South Fayette schools looking at a ‘difficult year’Published Jan 23, 2014 at 10:35 am (Updated Jan 23, 2014 at 10:35 am)
At the beginning of the first South Fayette School Board meeting of 2014, President Leonard Fornella stressed that this year will be a difficult one for the district.
“We have many special issues this year,” Fornella said at the Jan. 21 meeting. The matters include the 2014-15 budget, negotiations with the district’s non-professional employees and the hiring of a new athletic director.
“We critically have to address the high school expansion,” Fornella added. The district has been working with demographer Dr. Shelby Stewman regarding projections for growth in the district. Stewman will be on hand to discuss his findings at a special meeting to be held at 7 p.m. Feb. 6 in the Pride Room above the high school stadium.
“It’s a year that will require a lot of time, effort and hard work,” he said.
The district has started out the year by saving a net of $1.7 million by refinancing Series A and B of its 2004 bonds. The board voted unanimously to refinance the bonds.
In a competitive internet auction held Jan. 21, Janney Montgomery Scott, LLC was the low bidder at an interest rate of 2.6 percent, which included insurance on the bonds. The district’s previous interest rate was between 3.5 and 4.35 percent. Jamie Doyle of Public Financial Management presented the findings to the board via phone at the meeting.
She said the bonds have a five-year call feature and will come up again for refinancing in March 2022.
“We are not extending the debt, just replacing it with today’s low interest rates,” Doyle said.
Doyle said the district will see a savings of $272,000 in the current fiscal year and a $944,000 savings in fiscal year 2015, or an eight percent savings overall. In total, refinancing the Series B bonds will save the district about $486,000, or 9.25 percent.
Several principals presented preliminary budgets to the board at the Jan. 21 meeting. The board must vote on a preliminary budget by its Feb. 18 meeting.
District director of finance Brian Tony said at the meeting that he has recently received a disc from the county with the new assessment and appeals data. He said so far, it looks like the new assessment data would give the district a $900,000 increase in revenue and another approximately $600,000 if the board decides to go to the index. However, he said he has no firm numbers as of yet.

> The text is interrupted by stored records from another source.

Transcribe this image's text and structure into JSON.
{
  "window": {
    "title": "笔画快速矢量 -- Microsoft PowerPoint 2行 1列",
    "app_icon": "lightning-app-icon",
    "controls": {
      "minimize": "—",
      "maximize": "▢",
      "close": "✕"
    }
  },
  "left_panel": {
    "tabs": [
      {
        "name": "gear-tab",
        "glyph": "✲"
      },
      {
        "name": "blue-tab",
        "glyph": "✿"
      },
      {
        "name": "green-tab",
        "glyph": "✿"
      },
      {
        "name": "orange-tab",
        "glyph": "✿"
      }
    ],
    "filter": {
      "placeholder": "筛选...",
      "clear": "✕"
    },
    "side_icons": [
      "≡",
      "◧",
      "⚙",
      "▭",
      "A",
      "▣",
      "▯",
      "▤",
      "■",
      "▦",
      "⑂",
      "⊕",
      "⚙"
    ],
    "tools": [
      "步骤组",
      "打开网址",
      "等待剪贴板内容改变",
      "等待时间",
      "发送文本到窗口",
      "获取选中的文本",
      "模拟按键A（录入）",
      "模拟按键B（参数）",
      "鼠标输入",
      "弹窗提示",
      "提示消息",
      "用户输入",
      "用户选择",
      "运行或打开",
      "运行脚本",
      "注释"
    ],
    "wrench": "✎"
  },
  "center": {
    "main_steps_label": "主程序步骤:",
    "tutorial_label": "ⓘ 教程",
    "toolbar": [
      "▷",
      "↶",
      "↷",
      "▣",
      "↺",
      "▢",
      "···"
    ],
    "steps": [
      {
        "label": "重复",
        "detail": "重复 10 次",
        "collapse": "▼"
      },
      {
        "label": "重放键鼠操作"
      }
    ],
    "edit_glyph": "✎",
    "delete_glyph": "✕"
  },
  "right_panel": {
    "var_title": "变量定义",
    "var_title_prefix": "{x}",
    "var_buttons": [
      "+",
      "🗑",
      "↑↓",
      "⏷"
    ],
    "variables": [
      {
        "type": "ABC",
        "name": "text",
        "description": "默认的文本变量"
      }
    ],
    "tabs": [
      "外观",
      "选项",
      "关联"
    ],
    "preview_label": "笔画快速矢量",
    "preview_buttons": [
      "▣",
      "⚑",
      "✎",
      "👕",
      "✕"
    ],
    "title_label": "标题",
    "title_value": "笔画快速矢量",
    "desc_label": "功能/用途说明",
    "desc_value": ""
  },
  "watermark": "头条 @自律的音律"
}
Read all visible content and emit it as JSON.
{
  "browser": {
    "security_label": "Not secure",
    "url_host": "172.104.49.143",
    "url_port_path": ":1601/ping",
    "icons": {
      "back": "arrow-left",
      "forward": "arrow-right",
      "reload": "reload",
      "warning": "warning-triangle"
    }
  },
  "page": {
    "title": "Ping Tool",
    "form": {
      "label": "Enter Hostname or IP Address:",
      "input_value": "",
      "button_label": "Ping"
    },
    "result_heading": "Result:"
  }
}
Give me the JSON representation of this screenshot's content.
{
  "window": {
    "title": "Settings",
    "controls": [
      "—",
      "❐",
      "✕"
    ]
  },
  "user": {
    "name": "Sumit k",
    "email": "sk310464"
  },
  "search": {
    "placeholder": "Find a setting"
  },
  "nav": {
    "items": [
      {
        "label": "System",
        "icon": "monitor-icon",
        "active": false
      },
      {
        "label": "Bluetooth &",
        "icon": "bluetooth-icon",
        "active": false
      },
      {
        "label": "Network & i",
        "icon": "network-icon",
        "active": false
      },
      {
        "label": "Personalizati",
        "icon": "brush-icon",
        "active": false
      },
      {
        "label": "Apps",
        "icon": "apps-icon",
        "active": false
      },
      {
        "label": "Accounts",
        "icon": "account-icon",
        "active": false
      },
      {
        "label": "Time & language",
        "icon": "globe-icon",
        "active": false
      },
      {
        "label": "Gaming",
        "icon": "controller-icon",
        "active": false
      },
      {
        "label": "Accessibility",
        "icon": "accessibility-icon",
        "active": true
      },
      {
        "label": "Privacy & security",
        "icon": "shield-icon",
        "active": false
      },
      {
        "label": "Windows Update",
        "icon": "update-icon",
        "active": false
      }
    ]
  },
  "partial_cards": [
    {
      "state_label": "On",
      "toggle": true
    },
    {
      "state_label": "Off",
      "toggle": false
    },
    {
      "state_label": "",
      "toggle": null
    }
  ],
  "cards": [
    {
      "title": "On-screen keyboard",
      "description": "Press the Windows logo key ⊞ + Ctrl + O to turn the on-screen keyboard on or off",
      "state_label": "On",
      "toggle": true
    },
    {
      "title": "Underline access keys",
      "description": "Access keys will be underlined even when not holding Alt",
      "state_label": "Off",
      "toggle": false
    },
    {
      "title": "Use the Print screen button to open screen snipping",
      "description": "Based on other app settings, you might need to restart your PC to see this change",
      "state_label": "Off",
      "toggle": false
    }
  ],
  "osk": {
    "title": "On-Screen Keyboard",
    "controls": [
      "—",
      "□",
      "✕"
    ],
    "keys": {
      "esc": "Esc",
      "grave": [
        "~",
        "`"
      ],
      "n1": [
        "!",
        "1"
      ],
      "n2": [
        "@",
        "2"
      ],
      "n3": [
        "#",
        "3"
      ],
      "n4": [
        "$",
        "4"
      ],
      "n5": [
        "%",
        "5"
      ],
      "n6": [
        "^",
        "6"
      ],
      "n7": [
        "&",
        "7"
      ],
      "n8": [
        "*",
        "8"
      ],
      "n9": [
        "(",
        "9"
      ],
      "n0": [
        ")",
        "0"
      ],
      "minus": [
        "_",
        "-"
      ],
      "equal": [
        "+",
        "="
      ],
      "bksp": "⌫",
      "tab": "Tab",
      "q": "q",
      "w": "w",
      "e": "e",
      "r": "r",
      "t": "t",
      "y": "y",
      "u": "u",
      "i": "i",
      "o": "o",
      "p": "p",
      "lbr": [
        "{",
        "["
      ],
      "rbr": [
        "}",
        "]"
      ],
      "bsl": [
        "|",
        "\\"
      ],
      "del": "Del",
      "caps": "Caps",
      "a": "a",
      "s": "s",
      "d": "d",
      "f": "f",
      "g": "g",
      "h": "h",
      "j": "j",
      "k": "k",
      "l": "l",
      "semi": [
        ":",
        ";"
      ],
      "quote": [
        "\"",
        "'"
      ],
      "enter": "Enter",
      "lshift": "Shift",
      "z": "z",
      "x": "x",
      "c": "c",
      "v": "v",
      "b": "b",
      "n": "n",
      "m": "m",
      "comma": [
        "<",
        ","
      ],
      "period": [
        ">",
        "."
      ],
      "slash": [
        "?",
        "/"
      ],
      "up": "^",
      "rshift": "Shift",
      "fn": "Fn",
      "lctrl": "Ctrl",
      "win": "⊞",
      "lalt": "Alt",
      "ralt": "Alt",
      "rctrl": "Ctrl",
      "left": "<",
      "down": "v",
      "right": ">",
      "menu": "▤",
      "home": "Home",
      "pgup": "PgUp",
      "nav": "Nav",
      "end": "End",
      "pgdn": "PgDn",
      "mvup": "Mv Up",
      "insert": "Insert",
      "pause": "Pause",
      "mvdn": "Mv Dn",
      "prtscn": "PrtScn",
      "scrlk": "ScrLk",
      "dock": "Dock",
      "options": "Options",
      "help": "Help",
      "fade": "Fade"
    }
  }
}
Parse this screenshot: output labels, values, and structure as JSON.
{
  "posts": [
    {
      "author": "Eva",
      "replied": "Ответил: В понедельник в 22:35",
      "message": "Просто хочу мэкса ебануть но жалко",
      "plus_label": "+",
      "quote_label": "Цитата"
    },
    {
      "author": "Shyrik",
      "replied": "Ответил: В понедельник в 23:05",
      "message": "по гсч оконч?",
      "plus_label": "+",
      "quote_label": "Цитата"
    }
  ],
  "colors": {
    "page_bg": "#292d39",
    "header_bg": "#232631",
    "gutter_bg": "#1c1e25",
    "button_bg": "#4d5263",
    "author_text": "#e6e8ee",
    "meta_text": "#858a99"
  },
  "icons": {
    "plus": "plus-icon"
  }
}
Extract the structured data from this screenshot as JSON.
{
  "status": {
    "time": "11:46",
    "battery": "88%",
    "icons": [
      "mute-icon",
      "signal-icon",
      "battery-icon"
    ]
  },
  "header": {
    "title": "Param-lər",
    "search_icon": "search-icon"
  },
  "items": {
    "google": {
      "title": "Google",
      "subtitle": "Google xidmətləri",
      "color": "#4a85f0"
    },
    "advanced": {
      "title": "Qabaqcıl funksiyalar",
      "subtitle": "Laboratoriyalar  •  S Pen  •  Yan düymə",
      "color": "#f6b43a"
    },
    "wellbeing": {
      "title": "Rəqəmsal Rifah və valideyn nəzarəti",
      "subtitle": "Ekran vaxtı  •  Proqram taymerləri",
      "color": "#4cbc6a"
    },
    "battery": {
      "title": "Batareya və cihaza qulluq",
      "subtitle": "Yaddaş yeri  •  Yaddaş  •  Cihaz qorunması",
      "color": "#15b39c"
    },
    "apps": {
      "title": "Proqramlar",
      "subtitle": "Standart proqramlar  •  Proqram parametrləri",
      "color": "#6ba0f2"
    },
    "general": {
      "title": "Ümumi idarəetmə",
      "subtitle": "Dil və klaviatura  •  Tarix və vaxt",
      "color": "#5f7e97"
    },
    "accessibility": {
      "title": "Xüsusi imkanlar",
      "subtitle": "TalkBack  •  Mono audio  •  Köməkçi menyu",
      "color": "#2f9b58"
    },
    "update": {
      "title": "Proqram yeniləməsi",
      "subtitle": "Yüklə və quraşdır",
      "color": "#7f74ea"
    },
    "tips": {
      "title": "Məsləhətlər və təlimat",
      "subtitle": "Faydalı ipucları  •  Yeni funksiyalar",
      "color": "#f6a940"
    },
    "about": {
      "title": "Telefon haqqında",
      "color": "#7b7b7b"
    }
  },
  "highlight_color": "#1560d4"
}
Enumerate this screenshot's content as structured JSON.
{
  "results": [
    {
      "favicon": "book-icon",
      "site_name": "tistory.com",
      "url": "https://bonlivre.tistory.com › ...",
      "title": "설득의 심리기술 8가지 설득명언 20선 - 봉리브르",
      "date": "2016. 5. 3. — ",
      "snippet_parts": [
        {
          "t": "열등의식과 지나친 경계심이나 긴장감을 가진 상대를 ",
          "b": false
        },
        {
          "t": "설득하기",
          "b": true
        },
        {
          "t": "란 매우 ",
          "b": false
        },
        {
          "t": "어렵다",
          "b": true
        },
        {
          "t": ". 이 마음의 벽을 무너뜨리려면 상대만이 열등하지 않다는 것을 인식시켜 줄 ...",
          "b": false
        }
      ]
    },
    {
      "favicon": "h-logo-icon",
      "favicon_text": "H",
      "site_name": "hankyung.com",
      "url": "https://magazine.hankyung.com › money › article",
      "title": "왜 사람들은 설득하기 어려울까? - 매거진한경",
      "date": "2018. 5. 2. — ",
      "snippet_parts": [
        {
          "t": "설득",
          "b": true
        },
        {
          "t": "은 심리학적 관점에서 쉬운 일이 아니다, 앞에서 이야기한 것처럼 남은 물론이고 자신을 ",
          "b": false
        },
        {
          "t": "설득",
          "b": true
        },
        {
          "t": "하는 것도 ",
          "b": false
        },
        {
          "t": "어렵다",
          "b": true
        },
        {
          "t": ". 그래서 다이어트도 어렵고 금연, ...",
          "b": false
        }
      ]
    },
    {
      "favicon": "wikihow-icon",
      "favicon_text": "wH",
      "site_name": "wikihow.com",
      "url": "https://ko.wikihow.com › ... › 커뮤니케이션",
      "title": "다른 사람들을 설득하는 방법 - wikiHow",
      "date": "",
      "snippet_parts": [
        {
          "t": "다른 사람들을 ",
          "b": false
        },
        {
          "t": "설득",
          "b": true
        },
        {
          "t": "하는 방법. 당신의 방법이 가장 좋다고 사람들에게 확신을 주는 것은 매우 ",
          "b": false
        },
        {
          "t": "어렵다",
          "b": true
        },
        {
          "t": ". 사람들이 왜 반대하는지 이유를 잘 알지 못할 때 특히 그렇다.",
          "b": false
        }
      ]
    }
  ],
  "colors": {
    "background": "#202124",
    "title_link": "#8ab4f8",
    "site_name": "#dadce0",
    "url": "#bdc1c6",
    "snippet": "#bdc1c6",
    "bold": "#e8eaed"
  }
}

Primary dchool principal Laurie Gray presented the kindergarten through second grade budget. She said she is anticipating about 217 kindergarten students next year. As of the meeting, she said there are 123 students registered for kindergarten next year. Gray is not requesting any additional staffers in her budget.
The increases in the primary school budget include $2,000 for supplies and materials in all grades because of the school’s new “make shop” classroom. Gray likened the make shop to the primary school’s version of a STEAM (science, technology, engineering, arts and math) room. Gray is also asking for an additional $1,800 for fine arts supplies and a new AED machine as well as increases in the guidance budget and furniture.
Intermediate School Principal Greg Wensell is requesting an additional teacher and reading specialist as well as increasing the strings teacher to 75 percent instead of 50 percent.
Wensell is requesting $24,000 in each grade level for a new math program as well as instruments for the strings program, and new furniture for the library to convert it into more of a classroom setting.
Wensell is also applying for a grant for an artist in residence and is requesting about $5,000 in matching money for that.
Middle school principal Dave Deramo is requesting one new teacher for sixth grade and $5,900 in fine arts supplies, which includes items like sheet music, chimes and guitars. The middle school is also in need of new Spanish, German and French textbooks at a cost of $63,000. Dermao said a new AED machine is needed in the middle school at a cost of $1,476.
The high school administration is set to present its budget at the Jan. 28 board meeting.